TASK DESCRIPTION – Whenever a picture appears, leave it out while repeating all the other data exactly.

THE DATA –
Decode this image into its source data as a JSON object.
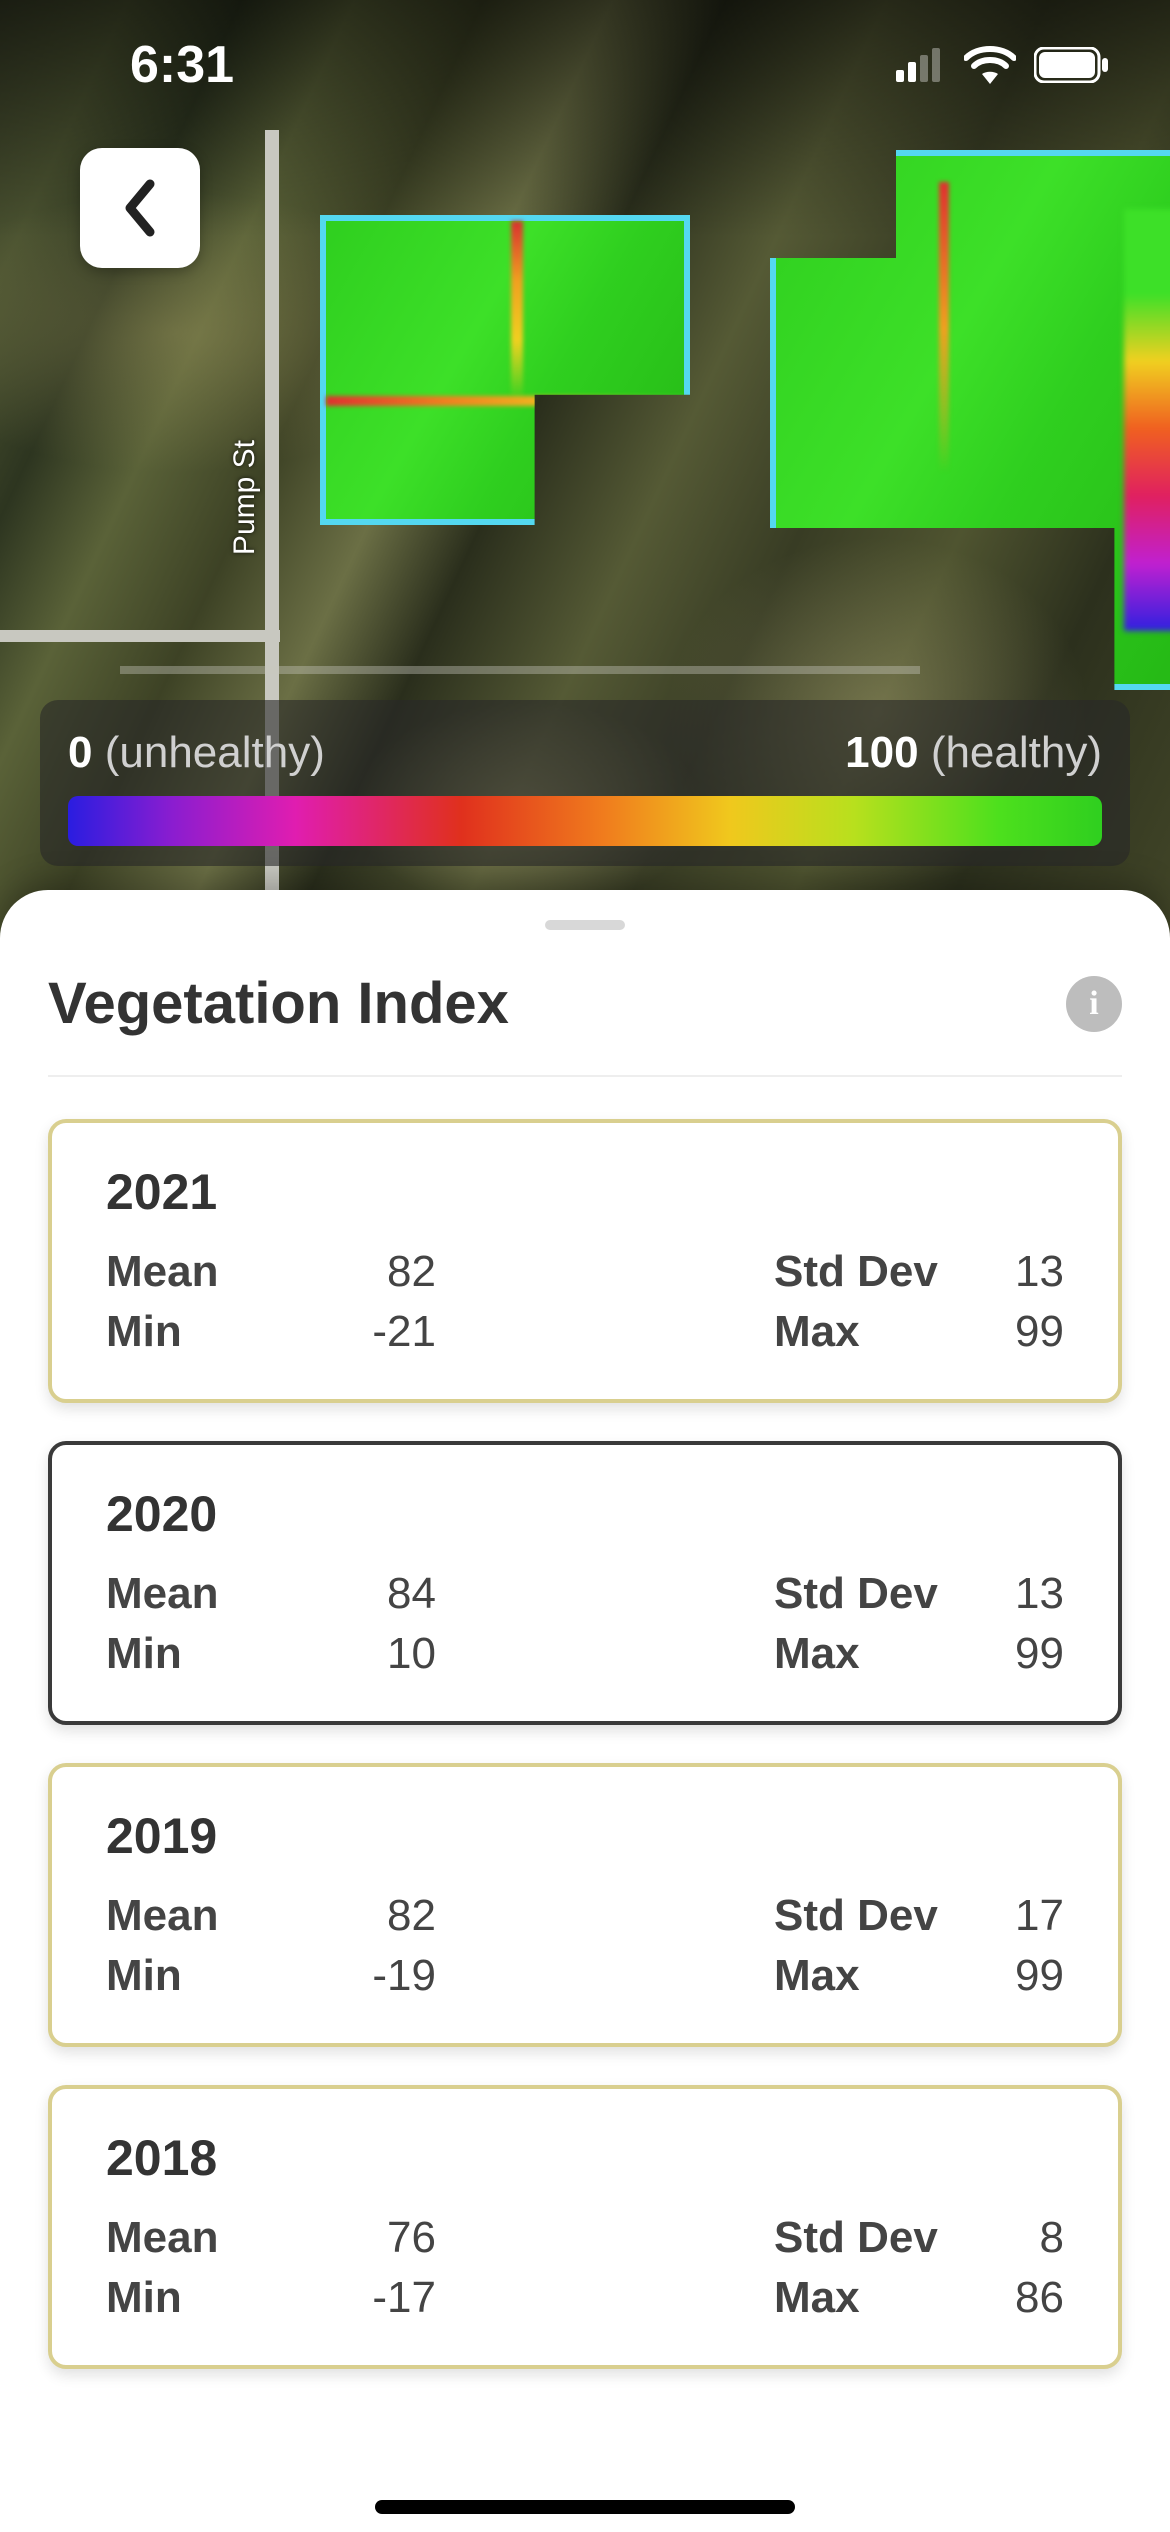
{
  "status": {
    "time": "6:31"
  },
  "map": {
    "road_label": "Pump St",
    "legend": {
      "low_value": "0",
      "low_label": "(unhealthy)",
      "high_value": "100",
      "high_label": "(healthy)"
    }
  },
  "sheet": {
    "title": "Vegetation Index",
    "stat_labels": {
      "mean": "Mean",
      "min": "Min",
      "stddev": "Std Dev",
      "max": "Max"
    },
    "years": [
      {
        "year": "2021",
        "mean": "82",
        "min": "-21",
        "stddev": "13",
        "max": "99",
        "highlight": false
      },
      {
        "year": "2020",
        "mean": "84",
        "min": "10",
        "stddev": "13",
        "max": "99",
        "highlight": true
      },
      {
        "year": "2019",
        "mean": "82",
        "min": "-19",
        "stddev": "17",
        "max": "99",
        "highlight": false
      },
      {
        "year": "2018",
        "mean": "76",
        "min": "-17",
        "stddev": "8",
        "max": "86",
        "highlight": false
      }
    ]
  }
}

REPLY TO THE TASK –
Decode this image into its source data as a JSON object.
{
  "status": {
    "time": "6:31"
  },
  "map": {
    "road_label": "Pump St",
    "legend": {
      "low_value": "0",
      "low_label": "(unhealthy)",
      "high_value": "100",
      "high_label": "(healthy)"
    }
  },
  "sheet": {
    "title": "Vegetation Index",
    "stat_labels": {
      "mean": "Mean",
      "min": "Min",
      "stddev": "Std Dev",
      "max": "Max"
    },
    "years": [
      {
        "year": "2021",
        "mean": "82",
        "min": "-21",
        "stddev": "13",
        "max": "99",
        "highlight": false
      },
      {
        "year": "2020",
        "mean": "84",
        "min": "10",
        "stddev": "13",
        "max": "99",
        "highlight": true
      },
      {
        "year": "2019",
        "mean": "82",
        "min": "-19",
        "stddev": "17",
        "max": "99",
        "highlight": false
      },
      {
        "year": "2018",
        "mean": "76",
        "min": "-17",
        "stddev": "8",
        "max": "86",
        "highlight": false
      }
    ]
  }
}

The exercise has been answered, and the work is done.